Start of Block

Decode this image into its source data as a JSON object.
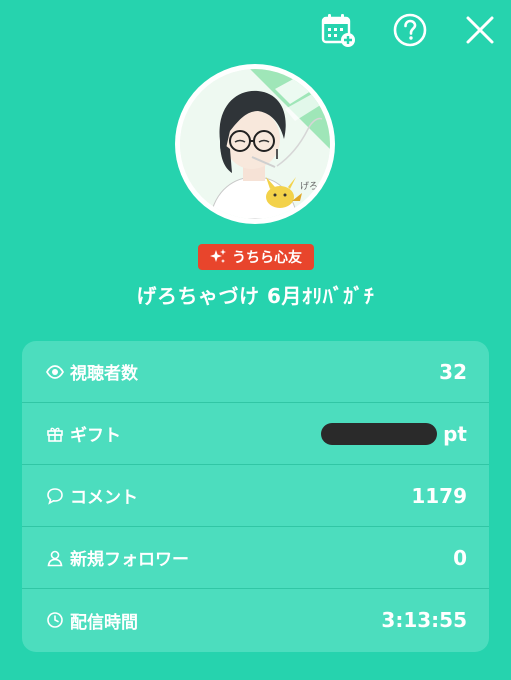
{
  "badge": {
    "label": "うちら心友"
  },
  "stream": {
    "title": "げろちゃづけ 6月ｵﾘﾊﾞｶﾞﾁ"
  },
  "stats": [
    {
      "label": "視聴者数",
      "value": "32",
      "icon": "eye-icon"
    },
    {
      "label": "ギフト",
      "value": "",
      "unit": "pt",
      "icon": "gift-icon",
      "redacted": true
    },
    {
      "label": "コメント",
      "value": "1179",
      "icon": "comment-icon"
    },
    {
      "label": "新規フォロワー",
      "value": "0",
      "icon": "person-icon"
    },
    {
      "label": "配信時間",
      "value": "3:13:55",
      "icon": "clock-icon"
    }
  ],
  "colors": {
    "background": "#26D3AE",
    "card": "#4CDDBE",
    "badge": "#E8452C",
    "redaction": "#2a2a2a"
  }
}
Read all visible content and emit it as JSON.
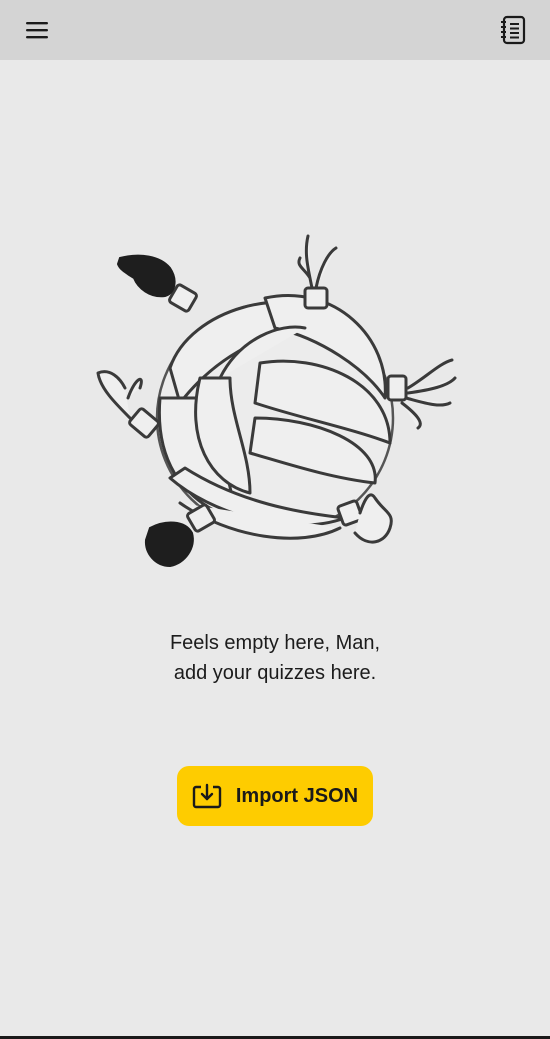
{
  "header": {
    "menu_icon": "hamburger-menu-icon",
    "notebook_icon": "notebook-icon"
  },
  "empty_state": {
    "line1": "Feels empty here, Man,",
    "line2": "add your quizzes here.",
    "illustration": "hands-around-knot-ball-illustration"
  },
  "import_button": {
    "label": "Import JSON",
    "icon": "download-tray-icon",
    "color": "#fecc00"
  },
  "colors": {
    "background": "#e9e9e9",
    "header": "#d4d4d4"
  }
}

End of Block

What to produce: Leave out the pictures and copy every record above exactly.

The completed task:
Decode this image into its source data as a JSON object.
{
  "badge": {
    "label": "うちら心友"
  },
  "stream": {
    "title": "げろちゃづけ 6月ｵﾘﾊﾞｶﾞﾁ"
  },
  "stats": [
    {
      "label": "視聴者数",
      "value": "32",
      "icon": "eye-icon"
    },
    {
      "label": "ギフト",
      "value": "",
      "unit": "pt",
      "icon": "gift-icon",
      "redacted": true
    },
    {
      "label": "コメント",
      "value": "1179",
      "icon": "comment-icon"
    },
    {
      "label": "新規フォロワー",
      "value": "0",
      "icon": "person-icon"
    },
    {
      "label": "配信時間",
      "value": "3:13:55",
      "icon": "clock-icon"
    }
  ],
  "colors": {
    "background": "#26D3AE",
    "card": "#4CDDBE",
    "badge": "#E8452C",
    "redaction": "#2a2a2a"
  }
}
Read all visible content and emit it as JSON.
{
  "header": {
    "menu_icon": "hamburger-menu-icon",
    "notebook_icon": "notebook-icon"
  },
  "empty_state": {
    "line1": "Feels empty here, Man,",
    "line2": "add your quizzes here.",
    "illustration": "hands-around-knot-ball-illustration"
  },
  "import_button": {
    "label": "Import JSON",
    "icon": "download-tray-icon",
    "color": "#fecc00"
  },
  "colors": {
    "background": "#e9e9e9",
    "header": "#d4d4d4"
  }
}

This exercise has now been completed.